Ferenc Jolesz
Harvard Medical School


Of all the advances in imaging science in the past twenty years, none has had a greater impact than Magnetic Resonance Imaging. Since its introduction as a diagnostic tool in the mid-1980's, MRI has evolved into the premier neuroimaging modality, and with the addition of higher field magnets, we are able to achieve spatial resolution of such superb quality that even the most exquisite details of the brain anatomy can be visualized. With the implementation of intraoperative neurosurgical, MRI, we can not only monitor brain shifts and deformations; we can achieve intraoperative navigation using intraoperative image updates. In the future intraoperative, MRI can be used not only to localize, target, and resect brain tumors and other lesions but also to fully comprehend the surrounding cortical and white matter functional anatomy. In addition to the inclusion of new imaging methods such as diffusion tensor imaging, new therapeutic methods will be applied.

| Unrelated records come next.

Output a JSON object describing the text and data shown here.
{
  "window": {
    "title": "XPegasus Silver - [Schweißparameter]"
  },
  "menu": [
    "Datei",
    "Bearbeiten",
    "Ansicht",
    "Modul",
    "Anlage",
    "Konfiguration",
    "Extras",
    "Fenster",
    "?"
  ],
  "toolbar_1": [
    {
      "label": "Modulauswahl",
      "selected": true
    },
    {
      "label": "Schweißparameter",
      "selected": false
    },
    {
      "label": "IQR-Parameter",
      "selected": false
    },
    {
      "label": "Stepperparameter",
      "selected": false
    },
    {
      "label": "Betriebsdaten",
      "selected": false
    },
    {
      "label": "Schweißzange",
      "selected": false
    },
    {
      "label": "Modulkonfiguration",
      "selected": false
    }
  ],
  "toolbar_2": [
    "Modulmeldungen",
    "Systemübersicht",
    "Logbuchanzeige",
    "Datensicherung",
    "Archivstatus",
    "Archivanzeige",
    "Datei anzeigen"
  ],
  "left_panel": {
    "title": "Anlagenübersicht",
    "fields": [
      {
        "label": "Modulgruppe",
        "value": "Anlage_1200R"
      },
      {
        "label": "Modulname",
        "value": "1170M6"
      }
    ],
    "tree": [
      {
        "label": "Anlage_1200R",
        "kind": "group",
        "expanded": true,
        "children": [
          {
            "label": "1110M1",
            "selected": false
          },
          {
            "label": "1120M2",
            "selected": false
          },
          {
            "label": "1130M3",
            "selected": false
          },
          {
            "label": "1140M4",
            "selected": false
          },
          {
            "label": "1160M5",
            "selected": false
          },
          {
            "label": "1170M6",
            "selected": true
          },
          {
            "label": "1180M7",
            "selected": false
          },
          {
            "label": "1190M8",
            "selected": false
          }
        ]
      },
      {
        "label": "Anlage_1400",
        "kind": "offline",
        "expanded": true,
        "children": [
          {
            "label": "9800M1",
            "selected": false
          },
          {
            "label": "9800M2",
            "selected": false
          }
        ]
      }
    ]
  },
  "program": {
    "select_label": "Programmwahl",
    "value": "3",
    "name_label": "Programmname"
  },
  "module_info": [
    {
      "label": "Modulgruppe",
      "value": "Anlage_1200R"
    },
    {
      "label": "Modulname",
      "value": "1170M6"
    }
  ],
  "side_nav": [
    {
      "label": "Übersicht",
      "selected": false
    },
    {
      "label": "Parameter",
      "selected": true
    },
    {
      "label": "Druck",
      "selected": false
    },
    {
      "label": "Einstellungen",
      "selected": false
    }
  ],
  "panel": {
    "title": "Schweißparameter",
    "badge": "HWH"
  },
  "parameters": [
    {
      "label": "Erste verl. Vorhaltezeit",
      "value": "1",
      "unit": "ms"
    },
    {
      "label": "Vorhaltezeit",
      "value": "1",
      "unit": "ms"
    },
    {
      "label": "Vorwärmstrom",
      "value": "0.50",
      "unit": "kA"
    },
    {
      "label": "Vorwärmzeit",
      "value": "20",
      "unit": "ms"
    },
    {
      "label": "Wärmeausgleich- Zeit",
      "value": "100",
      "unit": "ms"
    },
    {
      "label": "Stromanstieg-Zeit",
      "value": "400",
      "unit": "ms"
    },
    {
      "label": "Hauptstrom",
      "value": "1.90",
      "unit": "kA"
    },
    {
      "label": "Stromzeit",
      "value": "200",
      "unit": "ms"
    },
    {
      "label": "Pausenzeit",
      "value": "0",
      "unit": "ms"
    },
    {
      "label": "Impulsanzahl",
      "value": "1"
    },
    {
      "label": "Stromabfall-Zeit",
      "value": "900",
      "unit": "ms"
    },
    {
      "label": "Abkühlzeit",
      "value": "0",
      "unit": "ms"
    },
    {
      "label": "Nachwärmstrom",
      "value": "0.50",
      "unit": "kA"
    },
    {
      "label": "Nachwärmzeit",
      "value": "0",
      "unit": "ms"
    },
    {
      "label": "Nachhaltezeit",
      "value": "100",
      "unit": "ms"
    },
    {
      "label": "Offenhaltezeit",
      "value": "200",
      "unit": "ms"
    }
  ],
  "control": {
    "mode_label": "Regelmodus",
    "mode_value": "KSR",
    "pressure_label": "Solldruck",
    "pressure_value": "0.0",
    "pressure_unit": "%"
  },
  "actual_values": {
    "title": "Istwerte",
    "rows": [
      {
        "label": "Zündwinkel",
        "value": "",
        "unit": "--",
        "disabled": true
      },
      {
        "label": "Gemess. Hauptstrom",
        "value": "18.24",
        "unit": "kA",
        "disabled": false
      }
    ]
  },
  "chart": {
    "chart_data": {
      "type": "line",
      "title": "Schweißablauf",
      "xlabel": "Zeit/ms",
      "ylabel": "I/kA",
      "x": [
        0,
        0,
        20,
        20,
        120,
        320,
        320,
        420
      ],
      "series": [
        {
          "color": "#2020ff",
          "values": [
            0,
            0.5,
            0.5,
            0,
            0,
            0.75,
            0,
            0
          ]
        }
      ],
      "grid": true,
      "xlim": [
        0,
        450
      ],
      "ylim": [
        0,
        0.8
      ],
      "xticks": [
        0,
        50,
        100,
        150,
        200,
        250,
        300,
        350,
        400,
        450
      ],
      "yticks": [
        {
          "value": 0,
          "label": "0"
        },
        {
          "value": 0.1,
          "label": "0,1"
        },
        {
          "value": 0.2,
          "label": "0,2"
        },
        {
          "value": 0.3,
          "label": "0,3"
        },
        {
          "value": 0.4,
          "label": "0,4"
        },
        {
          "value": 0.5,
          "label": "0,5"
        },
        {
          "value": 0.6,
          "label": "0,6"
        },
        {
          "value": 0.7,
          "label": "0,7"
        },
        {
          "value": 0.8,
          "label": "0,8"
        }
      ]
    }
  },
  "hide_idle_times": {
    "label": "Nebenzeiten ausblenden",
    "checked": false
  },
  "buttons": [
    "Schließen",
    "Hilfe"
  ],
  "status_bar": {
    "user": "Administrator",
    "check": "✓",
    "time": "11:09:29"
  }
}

Especially encouraging are the promising results in MRI-guided Focused Ultrasound Surgery, in which the non-invasive thermal ablation of tumors is monitored and controlled by MRI. With the clinical introduction of these advances, intraoperative MRI is changing the face of neurosurgery today.